Motoo
Kimura's original arguments in 1968 for the significance
of neutral mutations and random drift were based in part
on the hemoglobin data presented by Zuckerkandl
and Pauling in 1965. In fact in 1971, Tomoko Ohta and
Motoo Kimura asserted that the "remarkable constancy
of the rate of amino acid substitutions in each protein
over a vast period of geologic time constitutes so far the
strongest evidence for the theory (Kimura 1968, King and
Jukes 1969) that the major cause of molecular evolution
is random fixation of selectively neutral or nearly neutral
mutations" (Ohta and Kimura 1971, p. 18). The reason
the constancy provided such strong support is that the neutral
theory provided a mechanism for that constancy--the prediction
of rate constancy followed easily from basic theoretical
commitments of Kimura and the neutralists. According to
the neutralists, the rate per generation of mutant substitutions
in a population (k) is equal to the mutation rate per gamete
(v): k = v.

This
result is derived as follows. In a population of actual
size N, there are 2Nv new mutations produced in the entire
population per generation. Only a certain fraction of these
new mutations will become established in the population--that
is only a certain fraction will reach fixation. Let "u"
represent he probability that a new mutation will reach
fixation. Then, in Kimura's words, "in a steady state
in which the process of substitution goes on for a very
long time, the rate k of mutant substitution per unit time
is given by the equation k = 2Nvu " (Kimura 1979, p.
108). For selectively neutral mutations, however, the probability
of fixation (u) is equal to 1/(2N), because "any one
of the 2N genes in the population is as likely as any other
to be fixed, and so the probability that the new mutant
will be the lucky one is 1/(2N)" (Kimura 1979, p. 108).
Substituting 1/(2N) for u in equation 2 yields equation
1, k = v. It is important to note here that the rate of
mutant substitution is independent of population size.

The
rate of evolution for selectively advantageous mutants,
in contrast to neutral mutants, is dependent on both population
size and selection pressure. Kimura uses a lengthy derivation
to show that for selectively advantageous mutants the equation
for the rate of evolution is k = 4Nsv (Kimura 1979, p. 110).
Thus, in order for a selectionist model to account for the
constancy of the rates of evolution it must show how constancy
is possible when the rates are strongly dependent on the
environment, as represented by the selection coefficient
s and the measure of population size N, which can be quite
variable.

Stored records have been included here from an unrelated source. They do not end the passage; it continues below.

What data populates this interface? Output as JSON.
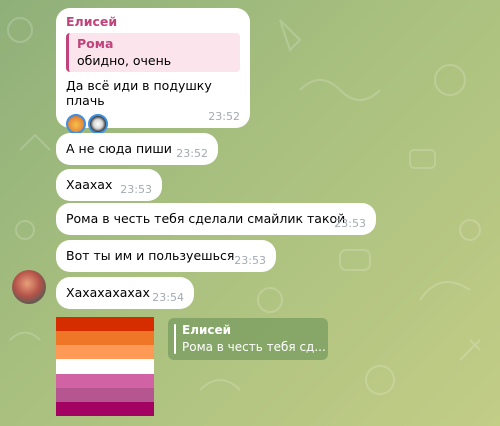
{
  "chat": {
    "messages": [
      {
        "sender": "Елисей",
        "quote": {
          "name": "Рома",
          "text": "обидно, очень"
        },
        "text": "Да всё иди в подушку плачь",
        "time": "23:52",
        "reactions": [
          "smiling-face-sticker",
          "dark-figure-sticker"
        ]
      },
      {
        "text": "А не сюда пиши",
        "time": "23:52"
      },
      {
        "text": "Хаахах",
        "time": "23:53"
      },
      {
        "text": "Рома в честь тебя сделали смайлик такой",
        "time": "23:53"
      },
      {
        "text": "Вот ты им и пользуешься",
        "time": "23:53"
      },
      {
        "text": "Хахахахахах",
        "time": "23:54"
      }
    ],
    "sticker": {
      "type": "flag",
      "stripes": [
        "#d52d00",
        "#ef7627",
        "#ff9a56",
        "#ffffff",
        "#d162a4",
        "#b55690",
        "#a30262"
      ]
    },
    "reply_preview": {
      "name": "Елисей",
      "text": "Рома в честь тебя сд..."
    }
  },
  "colors": {
    "sender_name": "#c0447b",
    "timestamp": "#a4abb1",
    "accent": "#3d8fe0"
  }
}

Under the selectionist model, the rates of molecular
evolution should show nearly the same variability as the
rates of phenotypic evolution. Unfortunately for the neutralists,
the rates of molecular evolution were found to be far from
uniform.